As any child of the '80s will tell you, monster trucks are awesome. There's no disputing it. It's science, an irrefutable fact. However, just because monster trucks are awesome doesn't mean that every form of entertainment based on monster trucks is awesome. Take Ubisoft's Monster 4x4: World Circuit, for example. Originally released earlier this year on the Xbox and now available for the Wii, World Circuit completely misses the point of what makes monster trucks excellent. Sure, it's got the big trucks, but it also has exactly zero of the excitement. It somehow makes the act of driving these trucks over rows of parked cars, through various sheds and other breakable bric-a-brac, and off of carefully placed stunt ramps, completely and utterly dull. Not to mention that it can't even do you the service of actually including some actual monster truck events. To its credit, World Circuit for the Wii does include some new driving controls that make the game just a hair more enjoyable, but these controls aren't nearly enough to make what was only recently a lousy budget game worth a full retail price tag.
The monster trucks might be goofy, but that's about the only thing this dull and shallow racer has going for it.

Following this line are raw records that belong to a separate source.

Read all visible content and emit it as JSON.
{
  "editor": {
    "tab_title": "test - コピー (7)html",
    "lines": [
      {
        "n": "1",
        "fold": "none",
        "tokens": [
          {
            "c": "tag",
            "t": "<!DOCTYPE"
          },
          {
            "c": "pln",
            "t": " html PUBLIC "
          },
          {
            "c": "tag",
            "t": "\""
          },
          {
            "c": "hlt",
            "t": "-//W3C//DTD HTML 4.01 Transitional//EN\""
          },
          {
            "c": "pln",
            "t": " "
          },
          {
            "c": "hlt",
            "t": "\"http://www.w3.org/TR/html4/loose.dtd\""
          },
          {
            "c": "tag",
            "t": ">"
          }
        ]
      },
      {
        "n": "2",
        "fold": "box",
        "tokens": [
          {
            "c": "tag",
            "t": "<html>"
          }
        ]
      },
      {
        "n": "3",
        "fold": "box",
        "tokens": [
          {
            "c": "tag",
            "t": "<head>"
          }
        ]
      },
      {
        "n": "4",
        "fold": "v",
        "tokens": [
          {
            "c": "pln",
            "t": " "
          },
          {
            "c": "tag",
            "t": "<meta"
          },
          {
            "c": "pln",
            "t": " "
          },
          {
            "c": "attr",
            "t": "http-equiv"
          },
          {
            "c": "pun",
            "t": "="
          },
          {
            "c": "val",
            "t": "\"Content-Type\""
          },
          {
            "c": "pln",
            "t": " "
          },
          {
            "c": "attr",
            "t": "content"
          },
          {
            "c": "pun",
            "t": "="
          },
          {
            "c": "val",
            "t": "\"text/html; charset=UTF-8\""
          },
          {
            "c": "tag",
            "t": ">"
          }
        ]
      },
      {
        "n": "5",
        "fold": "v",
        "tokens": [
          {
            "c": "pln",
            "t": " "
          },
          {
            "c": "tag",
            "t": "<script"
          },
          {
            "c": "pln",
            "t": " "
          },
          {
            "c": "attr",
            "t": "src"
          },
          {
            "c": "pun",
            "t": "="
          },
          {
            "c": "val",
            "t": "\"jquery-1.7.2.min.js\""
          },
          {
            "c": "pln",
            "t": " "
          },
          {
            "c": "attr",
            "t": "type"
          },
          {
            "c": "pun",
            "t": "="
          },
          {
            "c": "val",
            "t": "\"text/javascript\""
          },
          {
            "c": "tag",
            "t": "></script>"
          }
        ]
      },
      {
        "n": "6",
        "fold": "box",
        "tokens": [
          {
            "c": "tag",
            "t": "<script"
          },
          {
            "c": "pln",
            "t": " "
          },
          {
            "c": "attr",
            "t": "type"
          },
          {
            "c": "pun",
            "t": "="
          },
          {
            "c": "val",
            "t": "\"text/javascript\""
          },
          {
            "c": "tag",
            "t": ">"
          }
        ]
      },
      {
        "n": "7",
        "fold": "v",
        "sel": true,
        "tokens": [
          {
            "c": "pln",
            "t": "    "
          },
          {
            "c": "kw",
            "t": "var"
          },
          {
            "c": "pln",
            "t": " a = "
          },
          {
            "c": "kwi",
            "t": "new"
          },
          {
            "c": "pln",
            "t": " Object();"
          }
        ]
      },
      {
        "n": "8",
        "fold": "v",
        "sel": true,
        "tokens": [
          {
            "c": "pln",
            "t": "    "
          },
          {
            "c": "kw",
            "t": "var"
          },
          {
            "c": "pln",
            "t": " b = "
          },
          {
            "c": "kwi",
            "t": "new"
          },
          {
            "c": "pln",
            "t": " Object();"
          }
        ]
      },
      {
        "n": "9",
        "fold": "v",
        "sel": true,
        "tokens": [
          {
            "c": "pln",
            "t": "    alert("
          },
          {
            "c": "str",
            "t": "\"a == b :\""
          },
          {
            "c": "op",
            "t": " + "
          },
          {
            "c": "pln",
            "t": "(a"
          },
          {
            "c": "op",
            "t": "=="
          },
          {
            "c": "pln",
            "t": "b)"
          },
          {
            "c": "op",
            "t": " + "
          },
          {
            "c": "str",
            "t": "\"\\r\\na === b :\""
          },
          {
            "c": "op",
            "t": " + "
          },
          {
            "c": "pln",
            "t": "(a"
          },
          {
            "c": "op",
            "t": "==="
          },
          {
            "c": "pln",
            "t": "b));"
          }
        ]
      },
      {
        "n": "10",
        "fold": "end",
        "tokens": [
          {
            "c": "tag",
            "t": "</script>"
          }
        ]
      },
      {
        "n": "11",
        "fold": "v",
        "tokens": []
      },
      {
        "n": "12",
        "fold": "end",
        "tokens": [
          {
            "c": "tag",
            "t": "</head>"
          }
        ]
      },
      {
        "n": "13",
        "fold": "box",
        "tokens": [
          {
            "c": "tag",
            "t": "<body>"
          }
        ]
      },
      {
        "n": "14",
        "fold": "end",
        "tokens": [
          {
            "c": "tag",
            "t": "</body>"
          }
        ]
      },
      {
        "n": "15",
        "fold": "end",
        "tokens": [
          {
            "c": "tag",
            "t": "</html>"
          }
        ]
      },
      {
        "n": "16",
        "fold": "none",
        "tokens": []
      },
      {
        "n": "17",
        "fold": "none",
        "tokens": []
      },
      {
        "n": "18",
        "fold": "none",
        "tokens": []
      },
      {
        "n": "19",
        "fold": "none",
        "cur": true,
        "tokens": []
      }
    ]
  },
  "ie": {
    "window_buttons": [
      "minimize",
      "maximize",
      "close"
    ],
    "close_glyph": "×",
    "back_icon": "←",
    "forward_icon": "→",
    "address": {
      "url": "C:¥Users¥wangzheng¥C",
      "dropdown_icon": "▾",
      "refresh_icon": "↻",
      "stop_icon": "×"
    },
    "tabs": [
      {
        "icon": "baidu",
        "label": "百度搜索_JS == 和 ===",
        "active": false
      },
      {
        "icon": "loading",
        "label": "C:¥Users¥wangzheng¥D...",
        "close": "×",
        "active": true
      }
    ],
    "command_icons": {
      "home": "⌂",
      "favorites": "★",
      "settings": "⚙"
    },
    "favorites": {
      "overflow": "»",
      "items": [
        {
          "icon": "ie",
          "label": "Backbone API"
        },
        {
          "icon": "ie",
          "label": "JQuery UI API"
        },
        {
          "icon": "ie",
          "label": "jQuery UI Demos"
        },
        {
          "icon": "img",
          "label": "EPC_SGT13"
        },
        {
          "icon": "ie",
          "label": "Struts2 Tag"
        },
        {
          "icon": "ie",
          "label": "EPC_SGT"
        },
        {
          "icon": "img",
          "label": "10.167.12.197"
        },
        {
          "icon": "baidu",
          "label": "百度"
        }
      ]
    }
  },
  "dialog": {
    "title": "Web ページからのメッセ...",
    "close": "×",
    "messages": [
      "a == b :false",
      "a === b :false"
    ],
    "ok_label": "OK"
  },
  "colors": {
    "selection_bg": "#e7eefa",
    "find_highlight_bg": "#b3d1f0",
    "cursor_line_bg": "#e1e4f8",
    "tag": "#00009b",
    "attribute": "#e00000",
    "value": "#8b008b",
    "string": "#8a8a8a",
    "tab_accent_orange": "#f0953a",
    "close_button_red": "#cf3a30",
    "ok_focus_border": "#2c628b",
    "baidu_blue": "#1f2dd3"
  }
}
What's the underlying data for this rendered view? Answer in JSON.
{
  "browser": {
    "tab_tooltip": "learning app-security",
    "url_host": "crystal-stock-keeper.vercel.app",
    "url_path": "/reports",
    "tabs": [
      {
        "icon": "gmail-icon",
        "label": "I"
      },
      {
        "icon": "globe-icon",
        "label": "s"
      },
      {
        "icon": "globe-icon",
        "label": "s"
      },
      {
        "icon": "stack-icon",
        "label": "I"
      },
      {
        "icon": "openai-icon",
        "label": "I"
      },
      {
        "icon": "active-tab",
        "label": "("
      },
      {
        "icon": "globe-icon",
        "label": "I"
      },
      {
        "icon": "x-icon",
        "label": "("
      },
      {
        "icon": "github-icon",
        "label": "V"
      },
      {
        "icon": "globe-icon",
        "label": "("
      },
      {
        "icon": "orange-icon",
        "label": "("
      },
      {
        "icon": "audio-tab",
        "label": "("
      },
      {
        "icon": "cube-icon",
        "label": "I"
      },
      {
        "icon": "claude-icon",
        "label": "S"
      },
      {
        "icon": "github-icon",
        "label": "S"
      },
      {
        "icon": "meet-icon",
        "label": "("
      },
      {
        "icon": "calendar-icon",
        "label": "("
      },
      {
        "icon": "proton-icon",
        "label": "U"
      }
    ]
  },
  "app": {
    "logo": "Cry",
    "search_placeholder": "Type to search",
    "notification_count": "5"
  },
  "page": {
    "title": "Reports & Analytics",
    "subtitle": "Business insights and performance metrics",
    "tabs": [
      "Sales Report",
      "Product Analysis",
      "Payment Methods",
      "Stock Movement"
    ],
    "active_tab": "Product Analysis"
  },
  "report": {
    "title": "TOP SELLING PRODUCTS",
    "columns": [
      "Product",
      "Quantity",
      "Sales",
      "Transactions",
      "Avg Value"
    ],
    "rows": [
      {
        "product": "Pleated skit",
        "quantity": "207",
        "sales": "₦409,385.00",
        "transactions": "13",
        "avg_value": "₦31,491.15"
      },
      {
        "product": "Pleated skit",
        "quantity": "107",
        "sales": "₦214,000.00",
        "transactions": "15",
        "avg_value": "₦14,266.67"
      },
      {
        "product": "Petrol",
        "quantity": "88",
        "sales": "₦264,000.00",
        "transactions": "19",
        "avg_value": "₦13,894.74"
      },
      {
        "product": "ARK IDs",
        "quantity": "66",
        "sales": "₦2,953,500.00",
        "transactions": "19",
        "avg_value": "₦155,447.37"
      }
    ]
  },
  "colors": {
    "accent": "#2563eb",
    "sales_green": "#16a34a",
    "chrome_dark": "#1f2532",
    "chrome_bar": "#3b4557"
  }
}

So what, exactly, does Monster 4x4 do differently on the Wii? Much the way Ubisoft did with GT Pro Series, its other driving game available at the Wii's launch, this game turns the Wii Remote into a steering wheel. The game comes with a cheap-looking plastic steering wheel attachment that you can plunk the remote into the middle of. By turning and steering the wheel, you'll control your truck onscreen. The only buttons you really need to mess with are the 1 and 2 buttons, which brake and accelerate respectively. The handling of the trucks via this new control method is a little touchy at first, but once you get a handle on it, it works well enough. The slightly more unpredictable nature of this control scheme does occasionally make the game more frustrating, but it also makes it a bit more exciting, since you feel as though you have more direct control over what's happening onscreen.
It's too bad, then, that the actual racing is completely uninteresting. World Circuit includes a few different race types. The normal races include things like stunt ramps, destructible set pieces, pitfalls, shortcuts, and the like. Racing monster trucks, as you might imagine, isn't always a speedy affair. These are big, honking driving machines, so the relative speed of each one isn't great. The game tries to make up for this by letting you create some chaos on the track. You are rewarded for breaking various pieces of scenery set about the track, and by performing stunts. You are given points for doing these things, and you can eventually use the points to upgrade your trucks in a few different stat categories. However, that's really your only reward, and it's a dubious one at best. The actual destruction you cause looks cheap and doesn't hold much satisfaction on its own. As for the upgrade points, the truck upgrades are barely noticeable. You really won't become aware of any serious differences in how your truck performs, so it's a waste of time to even bother.
Stunts are no less dull. To perform a stunt, you simply spin the steering wheel in some kind of random circular motion. Your truck will do some form of ridiculous barrel roll, and that's about it. We'll certainly concede that monster trucks doing stunts like this is crazy, but it's not interesting when it's the same basic stunt done in a few different directions over and over and over again. The only reason to do stunts is to build up your nitro-boost meter, but even that is a fool's errand, since nitro boosts rarely seem to do much to actually boost you past the competition.